The problem:
In the material below, find how many lines contain the string "documents". Write only that number.

▼

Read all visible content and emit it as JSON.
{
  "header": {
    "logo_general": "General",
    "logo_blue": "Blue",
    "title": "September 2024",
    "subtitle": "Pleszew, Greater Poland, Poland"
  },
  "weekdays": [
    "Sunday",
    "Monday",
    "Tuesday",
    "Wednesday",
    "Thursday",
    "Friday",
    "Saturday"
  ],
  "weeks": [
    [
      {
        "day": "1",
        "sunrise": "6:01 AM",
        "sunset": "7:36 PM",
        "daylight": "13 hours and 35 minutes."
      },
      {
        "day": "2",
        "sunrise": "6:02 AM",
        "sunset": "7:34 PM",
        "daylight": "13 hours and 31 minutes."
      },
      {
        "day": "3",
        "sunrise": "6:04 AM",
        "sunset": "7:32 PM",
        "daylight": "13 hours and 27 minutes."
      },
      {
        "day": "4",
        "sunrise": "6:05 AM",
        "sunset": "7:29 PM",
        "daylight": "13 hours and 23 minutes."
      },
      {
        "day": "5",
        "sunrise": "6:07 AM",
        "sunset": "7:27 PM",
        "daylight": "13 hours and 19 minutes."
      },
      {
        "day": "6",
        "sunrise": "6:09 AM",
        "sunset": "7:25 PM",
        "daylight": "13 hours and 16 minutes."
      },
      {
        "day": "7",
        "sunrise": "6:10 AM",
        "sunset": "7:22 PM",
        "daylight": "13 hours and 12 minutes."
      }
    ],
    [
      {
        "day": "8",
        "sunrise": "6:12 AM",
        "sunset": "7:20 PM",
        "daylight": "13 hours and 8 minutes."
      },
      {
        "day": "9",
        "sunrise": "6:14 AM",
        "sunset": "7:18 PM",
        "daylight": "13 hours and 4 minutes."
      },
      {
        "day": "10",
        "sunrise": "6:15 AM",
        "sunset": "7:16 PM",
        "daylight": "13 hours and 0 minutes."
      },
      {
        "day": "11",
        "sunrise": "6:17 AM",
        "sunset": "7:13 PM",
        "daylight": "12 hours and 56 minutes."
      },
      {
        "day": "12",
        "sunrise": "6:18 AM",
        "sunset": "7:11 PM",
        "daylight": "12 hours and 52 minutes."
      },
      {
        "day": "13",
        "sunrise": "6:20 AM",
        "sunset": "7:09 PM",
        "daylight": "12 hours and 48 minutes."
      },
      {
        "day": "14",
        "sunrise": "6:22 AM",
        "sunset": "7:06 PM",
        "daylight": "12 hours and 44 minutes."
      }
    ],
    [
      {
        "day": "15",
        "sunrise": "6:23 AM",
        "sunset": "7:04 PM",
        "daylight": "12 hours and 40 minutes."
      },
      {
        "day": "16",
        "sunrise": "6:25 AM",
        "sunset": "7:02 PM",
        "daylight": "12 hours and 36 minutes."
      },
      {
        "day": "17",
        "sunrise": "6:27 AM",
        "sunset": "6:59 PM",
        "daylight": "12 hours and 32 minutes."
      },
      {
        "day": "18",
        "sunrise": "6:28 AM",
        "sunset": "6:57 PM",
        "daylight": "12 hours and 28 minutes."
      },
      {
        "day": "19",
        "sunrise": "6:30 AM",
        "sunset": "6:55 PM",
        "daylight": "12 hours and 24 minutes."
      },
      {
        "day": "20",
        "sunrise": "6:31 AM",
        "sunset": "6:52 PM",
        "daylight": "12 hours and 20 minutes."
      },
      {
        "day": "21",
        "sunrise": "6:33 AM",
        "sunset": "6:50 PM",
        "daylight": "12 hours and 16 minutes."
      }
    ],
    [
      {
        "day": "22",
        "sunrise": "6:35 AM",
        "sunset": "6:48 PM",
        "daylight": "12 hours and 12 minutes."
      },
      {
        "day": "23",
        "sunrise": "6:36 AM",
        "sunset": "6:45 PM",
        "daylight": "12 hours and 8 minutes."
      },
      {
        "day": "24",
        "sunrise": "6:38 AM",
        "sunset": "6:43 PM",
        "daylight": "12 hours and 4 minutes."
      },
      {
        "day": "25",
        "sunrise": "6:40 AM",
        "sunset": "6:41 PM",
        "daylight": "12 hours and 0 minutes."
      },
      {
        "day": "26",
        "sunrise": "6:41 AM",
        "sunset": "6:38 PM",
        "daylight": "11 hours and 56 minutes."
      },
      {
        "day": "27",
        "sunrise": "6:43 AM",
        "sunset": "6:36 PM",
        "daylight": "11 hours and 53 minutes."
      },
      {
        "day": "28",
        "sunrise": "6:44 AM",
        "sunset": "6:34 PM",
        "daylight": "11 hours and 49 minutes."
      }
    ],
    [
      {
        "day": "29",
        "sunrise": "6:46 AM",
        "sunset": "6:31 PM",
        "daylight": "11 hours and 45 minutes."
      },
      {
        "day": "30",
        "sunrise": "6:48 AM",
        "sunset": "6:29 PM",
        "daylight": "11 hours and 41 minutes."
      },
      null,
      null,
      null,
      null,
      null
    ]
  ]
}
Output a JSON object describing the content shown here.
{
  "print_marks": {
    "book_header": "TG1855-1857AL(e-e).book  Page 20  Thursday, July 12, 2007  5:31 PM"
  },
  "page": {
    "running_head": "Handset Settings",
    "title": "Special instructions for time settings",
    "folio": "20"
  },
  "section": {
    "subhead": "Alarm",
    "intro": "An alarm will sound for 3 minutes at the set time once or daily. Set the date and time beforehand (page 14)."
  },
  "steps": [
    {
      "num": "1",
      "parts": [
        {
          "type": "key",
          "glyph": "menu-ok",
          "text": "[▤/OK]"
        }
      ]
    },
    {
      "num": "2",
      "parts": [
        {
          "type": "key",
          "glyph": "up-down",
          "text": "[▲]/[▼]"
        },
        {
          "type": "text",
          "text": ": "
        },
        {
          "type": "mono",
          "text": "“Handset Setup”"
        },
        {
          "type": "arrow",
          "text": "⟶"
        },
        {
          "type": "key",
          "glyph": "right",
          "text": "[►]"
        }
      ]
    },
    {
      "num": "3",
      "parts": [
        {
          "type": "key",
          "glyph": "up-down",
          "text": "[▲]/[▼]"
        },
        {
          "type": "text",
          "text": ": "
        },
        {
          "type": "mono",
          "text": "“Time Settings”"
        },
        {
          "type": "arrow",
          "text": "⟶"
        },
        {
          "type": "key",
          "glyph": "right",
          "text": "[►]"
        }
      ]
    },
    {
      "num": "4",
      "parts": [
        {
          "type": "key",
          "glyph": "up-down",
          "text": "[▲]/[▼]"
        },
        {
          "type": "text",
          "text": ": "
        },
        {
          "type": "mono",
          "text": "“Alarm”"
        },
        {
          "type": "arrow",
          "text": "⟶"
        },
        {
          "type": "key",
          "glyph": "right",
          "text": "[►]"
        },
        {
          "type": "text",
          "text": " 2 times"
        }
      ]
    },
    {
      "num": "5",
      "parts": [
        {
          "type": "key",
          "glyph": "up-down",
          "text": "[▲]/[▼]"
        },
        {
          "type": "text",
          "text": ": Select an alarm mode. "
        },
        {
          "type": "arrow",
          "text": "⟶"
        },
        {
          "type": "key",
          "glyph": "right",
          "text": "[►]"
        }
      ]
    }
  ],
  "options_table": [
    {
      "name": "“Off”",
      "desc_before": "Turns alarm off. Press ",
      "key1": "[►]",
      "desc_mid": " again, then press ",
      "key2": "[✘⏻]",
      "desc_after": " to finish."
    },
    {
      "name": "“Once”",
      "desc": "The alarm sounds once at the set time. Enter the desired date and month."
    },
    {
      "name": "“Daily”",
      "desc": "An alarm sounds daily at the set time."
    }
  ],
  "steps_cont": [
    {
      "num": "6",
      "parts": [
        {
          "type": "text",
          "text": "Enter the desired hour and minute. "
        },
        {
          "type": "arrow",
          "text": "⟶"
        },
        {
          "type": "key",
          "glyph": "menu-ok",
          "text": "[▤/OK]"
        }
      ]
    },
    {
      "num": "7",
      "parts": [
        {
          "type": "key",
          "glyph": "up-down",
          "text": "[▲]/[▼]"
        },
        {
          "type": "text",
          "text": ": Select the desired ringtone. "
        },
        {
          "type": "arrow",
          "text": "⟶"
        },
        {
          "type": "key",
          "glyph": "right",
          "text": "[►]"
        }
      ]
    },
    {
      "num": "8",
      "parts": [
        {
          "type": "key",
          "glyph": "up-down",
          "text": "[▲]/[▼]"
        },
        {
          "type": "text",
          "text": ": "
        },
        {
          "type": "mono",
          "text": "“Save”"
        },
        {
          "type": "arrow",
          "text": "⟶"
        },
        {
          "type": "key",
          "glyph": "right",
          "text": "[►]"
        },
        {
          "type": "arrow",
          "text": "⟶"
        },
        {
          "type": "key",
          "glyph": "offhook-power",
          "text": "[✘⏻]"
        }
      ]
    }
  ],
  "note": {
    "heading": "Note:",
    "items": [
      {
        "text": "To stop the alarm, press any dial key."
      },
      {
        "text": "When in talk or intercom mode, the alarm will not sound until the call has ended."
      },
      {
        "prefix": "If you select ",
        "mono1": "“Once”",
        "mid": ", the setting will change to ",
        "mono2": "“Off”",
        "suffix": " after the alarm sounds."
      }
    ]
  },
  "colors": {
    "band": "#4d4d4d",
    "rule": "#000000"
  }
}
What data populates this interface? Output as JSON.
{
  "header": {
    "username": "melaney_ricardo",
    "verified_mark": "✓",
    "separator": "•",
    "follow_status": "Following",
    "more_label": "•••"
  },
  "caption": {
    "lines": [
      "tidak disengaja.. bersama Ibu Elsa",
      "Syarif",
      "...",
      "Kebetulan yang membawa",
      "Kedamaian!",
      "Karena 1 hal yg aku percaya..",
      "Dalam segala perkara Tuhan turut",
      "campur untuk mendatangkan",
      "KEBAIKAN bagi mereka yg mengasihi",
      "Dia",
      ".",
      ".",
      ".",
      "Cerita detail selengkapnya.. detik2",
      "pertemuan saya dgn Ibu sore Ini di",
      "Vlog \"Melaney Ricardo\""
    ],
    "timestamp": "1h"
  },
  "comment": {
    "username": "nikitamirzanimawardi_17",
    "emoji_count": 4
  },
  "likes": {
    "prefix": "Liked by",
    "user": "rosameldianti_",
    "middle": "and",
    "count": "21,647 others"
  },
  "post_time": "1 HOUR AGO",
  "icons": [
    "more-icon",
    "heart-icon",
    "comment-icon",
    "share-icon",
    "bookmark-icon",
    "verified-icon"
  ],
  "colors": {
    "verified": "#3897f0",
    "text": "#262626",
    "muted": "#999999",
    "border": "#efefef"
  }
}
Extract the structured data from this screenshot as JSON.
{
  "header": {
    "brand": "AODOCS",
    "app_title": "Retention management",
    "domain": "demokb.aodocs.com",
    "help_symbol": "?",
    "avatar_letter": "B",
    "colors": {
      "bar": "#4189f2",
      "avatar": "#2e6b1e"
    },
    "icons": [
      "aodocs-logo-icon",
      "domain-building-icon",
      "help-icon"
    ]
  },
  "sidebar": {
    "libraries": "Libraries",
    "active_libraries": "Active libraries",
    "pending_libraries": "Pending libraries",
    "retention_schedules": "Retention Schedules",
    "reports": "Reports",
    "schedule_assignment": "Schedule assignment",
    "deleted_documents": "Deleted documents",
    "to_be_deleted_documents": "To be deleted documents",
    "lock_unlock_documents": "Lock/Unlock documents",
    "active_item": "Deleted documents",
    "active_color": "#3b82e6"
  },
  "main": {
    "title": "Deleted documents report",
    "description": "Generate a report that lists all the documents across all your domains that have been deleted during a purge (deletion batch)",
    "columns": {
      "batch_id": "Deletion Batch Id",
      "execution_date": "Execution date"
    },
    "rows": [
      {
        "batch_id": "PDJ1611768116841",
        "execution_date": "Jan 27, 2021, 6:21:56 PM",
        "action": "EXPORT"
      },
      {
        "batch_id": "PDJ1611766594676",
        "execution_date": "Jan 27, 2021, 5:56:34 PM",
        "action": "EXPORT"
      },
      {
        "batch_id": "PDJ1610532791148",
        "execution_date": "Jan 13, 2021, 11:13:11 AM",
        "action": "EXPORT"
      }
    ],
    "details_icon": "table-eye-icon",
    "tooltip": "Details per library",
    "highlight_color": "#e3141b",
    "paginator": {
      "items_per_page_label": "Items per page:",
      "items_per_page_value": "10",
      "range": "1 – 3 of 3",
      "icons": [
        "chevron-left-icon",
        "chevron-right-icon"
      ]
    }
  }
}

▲

Answer for the task:
6